mer often exceeding 90° F., and minimum temperatures in winter frequently going below 0° F. San Francisco, on the other hand, has a semi-tropical climate, with temperatures of 90° F. or over occurring but two or three times in a year, and minimum temperatures below 40° F. being equally rare. In addition, the climates of the two cities differ greatly in respect to the amount and duration of sunshine, cloudiness, rainfall, relative humidity, wind velocity and direction, and the various other elements which constitute climate. The mean annual temperature is therefore an inadequate indication of climatic conditions, and can not alone serve as a basis of comparison.
Too much emphasis is also placed upon the temperature itself—our feeling of comfort is by no means entirely dependent upon the reading of the dry-bulb thermometer.
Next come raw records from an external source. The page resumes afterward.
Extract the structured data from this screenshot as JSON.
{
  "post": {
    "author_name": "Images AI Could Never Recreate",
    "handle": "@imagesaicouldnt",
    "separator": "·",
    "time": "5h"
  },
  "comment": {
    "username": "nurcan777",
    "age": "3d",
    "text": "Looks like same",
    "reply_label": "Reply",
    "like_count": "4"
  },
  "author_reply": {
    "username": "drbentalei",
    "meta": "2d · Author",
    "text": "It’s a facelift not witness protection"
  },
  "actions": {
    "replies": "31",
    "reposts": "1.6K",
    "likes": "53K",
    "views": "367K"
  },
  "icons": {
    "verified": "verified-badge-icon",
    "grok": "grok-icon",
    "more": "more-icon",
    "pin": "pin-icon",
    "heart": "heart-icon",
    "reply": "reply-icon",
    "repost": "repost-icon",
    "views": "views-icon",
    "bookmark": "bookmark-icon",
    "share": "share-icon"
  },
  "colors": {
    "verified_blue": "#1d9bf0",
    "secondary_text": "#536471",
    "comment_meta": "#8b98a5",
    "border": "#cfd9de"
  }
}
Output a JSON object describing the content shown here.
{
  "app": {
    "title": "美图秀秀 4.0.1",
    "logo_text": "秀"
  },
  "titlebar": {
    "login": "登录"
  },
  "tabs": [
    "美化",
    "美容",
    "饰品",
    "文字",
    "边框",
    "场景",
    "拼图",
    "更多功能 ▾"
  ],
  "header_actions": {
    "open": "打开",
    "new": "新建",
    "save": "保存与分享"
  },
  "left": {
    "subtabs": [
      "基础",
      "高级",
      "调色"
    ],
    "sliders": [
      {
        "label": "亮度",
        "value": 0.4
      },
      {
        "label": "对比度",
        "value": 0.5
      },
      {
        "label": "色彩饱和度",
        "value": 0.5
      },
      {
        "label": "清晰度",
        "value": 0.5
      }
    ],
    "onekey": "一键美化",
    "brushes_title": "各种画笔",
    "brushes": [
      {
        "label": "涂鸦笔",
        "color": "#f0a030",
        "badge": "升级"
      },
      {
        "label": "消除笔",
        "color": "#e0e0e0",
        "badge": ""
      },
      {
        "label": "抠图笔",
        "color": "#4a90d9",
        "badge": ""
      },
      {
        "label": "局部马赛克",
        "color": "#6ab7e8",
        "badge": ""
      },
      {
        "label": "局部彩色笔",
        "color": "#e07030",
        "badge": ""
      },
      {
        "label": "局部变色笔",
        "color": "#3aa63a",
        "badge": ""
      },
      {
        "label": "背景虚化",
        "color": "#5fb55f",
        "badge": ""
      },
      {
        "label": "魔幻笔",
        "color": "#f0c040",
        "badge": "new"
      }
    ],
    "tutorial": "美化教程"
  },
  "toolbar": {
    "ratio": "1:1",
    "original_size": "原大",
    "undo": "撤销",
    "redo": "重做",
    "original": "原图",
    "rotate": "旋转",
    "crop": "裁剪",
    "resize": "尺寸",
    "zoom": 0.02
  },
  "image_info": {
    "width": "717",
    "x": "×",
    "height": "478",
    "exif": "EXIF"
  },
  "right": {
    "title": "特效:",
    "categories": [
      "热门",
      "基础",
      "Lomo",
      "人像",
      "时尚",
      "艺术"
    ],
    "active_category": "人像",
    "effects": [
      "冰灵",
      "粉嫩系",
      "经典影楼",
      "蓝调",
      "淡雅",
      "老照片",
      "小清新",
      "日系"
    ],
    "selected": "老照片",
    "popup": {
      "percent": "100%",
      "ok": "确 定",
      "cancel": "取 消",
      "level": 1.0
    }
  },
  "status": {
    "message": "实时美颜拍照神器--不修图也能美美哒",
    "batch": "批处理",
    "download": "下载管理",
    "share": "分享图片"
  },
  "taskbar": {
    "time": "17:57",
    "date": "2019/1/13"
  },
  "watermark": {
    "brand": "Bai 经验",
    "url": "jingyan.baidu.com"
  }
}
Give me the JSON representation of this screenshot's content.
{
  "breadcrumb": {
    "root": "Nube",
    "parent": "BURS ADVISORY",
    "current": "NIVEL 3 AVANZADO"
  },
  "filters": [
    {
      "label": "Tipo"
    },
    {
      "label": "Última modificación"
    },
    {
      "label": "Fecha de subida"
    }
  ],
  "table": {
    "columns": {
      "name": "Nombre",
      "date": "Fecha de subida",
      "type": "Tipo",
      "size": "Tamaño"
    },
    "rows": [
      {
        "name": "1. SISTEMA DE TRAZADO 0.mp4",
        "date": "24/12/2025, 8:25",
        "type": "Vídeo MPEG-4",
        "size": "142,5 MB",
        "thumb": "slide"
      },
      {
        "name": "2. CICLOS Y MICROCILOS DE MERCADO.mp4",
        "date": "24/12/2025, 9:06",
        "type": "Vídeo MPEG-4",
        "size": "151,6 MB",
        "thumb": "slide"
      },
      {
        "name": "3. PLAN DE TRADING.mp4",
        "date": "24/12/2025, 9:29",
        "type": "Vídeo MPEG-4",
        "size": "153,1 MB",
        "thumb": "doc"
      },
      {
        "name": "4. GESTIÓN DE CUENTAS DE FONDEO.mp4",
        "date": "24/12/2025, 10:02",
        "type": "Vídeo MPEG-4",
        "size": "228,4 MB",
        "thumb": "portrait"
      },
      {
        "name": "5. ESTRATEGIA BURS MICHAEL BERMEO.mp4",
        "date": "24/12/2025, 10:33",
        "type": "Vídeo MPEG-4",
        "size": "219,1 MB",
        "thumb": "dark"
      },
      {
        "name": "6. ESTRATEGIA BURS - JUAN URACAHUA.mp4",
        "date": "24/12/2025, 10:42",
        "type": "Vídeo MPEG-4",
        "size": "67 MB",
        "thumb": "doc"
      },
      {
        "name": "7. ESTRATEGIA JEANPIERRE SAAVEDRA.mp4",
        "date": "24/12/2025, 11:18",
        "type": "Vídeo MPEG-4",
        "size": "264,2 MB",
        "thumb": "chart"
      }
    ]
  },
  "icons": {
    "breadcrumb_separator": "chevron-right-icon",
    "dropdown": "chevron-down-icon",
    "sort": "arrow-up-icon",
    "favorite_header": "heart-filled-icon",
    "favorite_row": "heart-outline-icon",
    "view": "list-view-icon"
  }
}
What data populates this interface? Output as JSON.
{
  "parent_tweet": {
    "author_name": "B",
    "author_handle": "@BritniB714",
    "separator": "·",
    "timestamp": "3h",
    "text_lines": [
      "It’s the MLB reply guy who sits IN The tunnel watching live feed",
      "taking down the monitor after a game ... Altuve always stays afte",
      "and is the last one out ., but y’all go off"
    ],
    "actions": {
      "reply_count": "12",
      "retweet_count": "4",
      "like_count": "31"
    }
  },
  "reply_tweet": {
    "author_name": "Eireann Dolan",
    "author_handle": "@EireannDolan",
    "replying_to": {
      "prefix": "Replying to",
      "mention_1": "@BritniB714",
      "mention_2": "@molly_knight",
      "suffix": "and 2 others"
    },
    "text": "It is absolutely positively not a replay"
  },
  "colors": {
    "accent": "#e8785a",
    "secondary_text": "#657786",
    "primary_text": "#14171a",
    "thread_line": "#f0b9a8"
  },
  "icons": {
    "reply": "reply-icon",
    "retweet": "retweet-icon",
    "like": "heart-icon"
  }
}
An ideal curve of comfort might show but littleto the thermograph trace. Relative humidity is so important a contributory factor that the wet-bulb rather than the dry-bulb thermometer is often the better indicator. The feeling produced by a temperature of 100° F. experienced in southern Arizona is wholly unlike that accompanying a similar temperature in an eastern city, the difference being due primarily to the marked difference in relative humidity. Other factors also affect one's feeling of comfort, such as sunshine, wind velocity, barometric pressure, and atmospheric electricity. Some time it may be possible to give correct relative weights to each of these factors in determining their effect upon the man in perfect health. While temperature doubtless will receive the greatest weight, the other factors are by no means negligible.
Night air is occasionally referred to as though it is different from day air, and convalescents are sometimes urged to avoid it as dangerous. While there are obvious physical differences between night air and day air there is little diurnal change in chemical composition. Atmospheric air is a physical mixture which when perfectly dry consists principally of nitrogen, oxygen, argon, and carbon dioxide, in which the relative proportions remain fairly constant, and in which the first two named constitute more than 99 per cent. by volume. Up to heights greater than the summits of the highest mountains the percentage of oxygen, an element necessary in the respiration of both plants and animals, shows no appreciable variation. Carbon dioxide, however, which forms but .03 per cent. by volume, or .05 per cent. by weight, of the air, shows both an annual and a diurnal variation. By volume it is 23 per cent. greater in summer than in winter, and is 12 per cent. greater at night than during the day. Since carbon dioxide does not become dangerous until it constitutes considerably more than 1 per cent. of the air we breathe, the change from day to night can not account for the supposedly offensive feature of night air. Water vapor, which never exceeds 4 per cent. by volume of atmospheric air, is important as far as